Segment Open
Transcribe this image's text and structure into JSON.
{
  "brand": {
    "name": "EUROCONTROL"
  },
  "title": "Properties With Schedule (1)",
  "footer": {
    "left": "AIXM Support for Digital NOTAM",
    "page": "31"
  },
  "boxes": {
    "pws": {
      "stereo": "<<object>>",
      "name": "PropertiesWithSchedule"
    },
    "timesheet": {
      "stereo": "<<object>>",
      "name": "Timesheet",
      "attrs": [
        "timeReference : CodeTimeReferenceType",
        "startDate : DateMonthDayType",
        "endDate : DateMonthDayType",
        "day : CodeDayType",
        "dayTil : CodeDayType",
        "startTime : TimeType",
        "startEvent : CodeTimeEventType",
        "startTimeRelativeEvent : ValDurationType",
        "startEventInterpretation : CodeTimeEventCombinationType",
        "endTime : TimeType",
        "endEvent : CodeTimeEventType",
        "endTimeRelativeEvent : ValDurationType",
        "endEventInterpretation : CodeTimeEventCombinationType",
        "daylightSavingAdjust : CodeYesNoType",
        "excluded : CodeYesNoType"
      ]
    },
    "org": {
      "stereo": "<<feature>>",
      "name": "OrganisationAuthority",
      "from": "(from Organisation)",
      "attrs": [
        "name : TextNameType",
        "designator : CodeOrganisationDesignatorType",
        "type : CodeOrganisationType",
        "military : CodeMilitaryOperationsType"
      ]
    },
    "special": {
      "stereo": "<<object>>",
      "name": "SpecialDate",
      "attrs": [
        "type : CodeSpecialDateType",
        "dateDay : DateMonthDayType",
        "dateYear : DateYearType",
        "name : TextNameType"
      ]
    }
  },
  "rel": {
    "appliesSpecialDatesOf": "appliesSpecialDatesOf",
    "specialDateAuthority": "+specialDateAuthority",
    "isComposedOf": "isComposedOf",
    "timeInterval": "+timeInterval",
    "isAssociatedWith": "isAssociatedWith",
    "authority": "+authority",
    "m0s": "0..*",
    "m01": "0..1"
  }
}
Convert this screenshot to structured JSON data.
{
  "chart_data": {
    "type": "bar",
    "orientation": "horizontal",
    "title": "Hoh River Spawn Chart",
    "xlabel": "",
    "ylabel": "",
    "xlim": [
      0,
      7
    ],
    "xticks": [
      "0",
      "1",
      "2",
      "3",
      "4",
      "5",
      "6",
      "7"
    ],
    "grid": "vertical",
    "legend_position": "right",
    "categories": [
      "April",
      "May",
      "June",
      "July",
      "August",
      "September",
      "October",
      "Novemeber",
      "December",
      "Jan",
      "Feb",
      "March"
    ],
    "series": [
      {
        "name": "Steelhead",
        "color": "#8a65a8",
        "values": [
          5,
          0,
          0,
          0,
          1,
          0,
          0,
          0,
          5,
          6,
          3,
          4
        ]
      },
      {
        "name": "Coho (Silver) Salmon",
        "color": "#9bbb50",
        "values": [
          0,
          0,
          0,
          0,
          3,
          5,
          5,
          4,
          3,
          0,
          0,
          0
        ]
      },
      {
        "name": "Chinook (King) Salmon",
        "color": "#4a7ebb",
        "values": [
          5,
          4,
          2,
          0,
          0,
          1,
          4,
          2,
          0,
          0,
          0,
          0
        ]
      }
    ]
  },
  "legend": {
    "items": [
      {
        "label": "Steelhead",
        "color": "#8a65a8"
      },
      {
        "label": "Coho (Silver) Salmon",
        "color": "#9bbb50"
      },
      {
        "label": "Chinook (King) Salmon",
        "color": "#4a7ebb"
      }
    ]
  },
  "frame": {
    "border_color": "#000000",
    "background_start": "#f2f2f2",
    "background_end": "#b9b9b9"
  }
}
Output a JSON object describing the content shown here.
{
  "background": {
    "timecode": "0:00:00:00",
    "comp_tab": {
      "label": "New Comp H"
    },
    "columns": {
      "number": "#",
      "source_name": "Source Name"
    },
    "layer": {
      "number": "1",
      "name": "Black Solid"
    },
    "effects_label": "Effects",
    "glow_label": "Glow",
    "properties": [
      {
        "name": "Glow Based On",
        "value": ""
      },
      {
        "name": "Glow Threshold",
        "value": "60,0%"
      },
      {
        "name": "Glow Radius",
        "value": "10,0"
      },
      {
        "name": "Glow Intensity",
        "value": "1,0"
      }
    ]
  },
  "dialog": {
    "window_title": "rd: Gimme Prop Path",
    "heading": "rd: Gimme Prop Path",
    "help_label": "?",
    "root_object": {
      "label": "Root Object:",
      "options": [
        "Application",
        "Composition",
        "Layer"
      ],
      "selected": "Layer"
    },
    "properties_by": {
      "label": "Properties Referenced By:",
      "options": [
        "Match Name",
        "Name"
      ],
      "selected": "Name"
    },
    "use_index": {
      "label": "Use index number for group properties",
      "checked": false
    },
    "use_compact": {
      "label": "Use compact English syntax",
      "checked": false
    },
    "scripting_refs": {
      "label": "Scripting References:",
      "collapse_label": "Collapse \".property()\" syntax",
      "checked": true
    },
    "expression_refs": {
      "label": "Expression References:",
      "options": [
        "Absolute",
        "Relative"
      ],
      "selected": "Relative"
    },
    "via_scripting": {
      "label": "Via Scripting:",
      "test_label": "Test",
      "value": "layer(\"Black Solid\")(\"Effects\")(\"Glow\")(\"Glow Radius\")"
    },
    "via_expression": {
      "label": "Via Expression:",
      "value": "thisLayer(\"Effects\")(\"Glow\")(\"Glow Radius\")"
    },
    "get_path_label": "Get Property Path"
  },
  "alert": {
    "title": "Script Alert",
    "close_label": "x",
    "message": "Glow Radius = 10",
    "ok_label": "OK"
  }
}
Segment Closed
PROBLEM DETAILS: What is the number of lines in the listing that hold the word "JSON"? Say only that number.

ANSWER: 3